This text explores verb time, tense, aspect, and mood through comparison of Arabic and English sentence patterns. It includes examples of the Arabic patterns from classical and popular sources so Arabic students can learn by explanation and example how to formulate cohesive and grammatically correct sentence structure. While this guide is intended mainly for English-speaking students studying Arabic, the charts also provide a quick reference of English sentence patterns for Arabic speakers. The book is designed as a supplement.
Elementary Arabic I (CC BY)
This is an open textbook on Beginner Arabic for undergraduate students who are taking Arabic in their first semester. It addresses letters and sounds of Arabic along with basic skills in reading, speaking and writing. The book can be used as a self-study resource or as the main textbook in beginning Arabic classes.
Elementary Arabic II (CC BY)
This is an open textbook on Elementary Arabic for undergraduate students who are taking Arabic in their second semester. It addresses language structures in theme-based modules that cover the four language skills. The book can be used as a self-study resource or as the main textbook in beginning Arabic classes.

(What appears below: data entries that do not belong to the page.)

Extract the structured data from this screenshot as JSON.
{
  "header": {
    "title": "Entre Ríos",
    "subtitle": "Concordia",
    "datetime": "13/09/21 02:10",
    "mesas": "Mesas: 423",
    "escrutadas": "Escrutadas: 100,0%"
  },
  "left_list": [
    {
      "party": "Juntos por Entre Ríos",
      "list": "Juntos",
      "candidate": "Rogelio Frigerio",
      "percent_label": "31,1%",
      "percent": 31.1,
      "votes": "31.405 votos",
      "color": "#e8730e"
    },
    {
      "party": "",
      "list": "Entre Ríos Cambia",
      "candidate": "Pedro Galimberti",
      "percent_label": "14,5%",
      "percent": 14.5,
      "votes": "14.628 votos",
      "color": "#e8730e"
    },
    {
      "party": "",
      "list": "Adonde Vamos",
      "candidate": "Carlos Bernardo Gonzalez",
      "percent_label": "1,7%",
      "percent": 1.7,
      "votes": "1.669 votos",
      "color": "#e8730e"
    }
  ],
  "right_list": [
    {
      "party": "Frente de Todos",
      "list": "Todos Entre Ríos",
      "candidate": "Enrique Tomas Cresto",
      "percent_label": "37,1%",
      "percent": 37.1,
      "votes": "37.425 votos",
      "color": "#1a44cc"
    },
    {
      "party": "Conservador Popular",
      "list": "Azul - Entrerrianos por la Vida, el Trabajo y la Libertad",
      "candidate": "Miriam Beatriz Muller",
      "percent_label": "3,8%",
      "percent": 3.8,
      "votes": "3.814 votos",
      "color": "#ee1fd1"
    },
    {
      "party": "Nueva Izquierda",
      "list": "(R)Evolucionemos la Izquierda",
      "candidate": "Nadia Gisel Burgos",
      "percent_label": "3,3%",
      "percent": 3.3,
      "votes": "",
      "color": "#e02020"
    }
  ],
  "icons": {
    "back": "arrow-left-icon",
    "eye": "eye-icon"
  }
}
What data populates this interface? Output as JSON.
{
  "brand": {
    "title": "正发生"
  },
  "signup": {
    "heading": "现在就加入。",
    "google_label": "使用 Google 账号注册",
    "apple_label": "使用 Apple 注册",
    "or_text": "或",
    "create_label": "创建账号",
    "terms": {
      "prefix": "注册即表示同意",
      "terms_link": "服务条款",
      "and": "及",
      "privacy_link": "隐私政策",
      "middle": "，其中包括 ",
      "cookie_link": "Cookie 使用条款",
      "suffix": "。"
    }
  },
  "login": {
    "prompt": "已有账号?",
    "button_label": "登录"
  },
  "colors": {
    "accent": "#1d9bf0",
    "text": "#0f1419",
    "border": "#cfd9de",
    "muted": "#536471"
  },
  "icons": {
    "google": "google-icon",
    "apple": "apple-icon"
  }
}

This Pressbooks version includes sentence structure errors in tables because both English and Arabic are used in the same sentences, and this content cannot be correctly interpreted by your web browser. Any table reuse needs to be done from the Word or PDF versions.
Let’s Chat! Arabic (CC-BY-NC-SA)
Let’s Chat! Arabic features a collection of over 28 interpersonal speaking activities for novice and intermediate learners. Touching on a range of thematic topics such as greetings, daily routines, health, eating out, holidays and so much more, Arabic teachers are sure to find an activity to use in their courses.
MIT BLOSSOMS Videos (CC BY-NC-SA)
Math and science videos for high school classes in Arabic.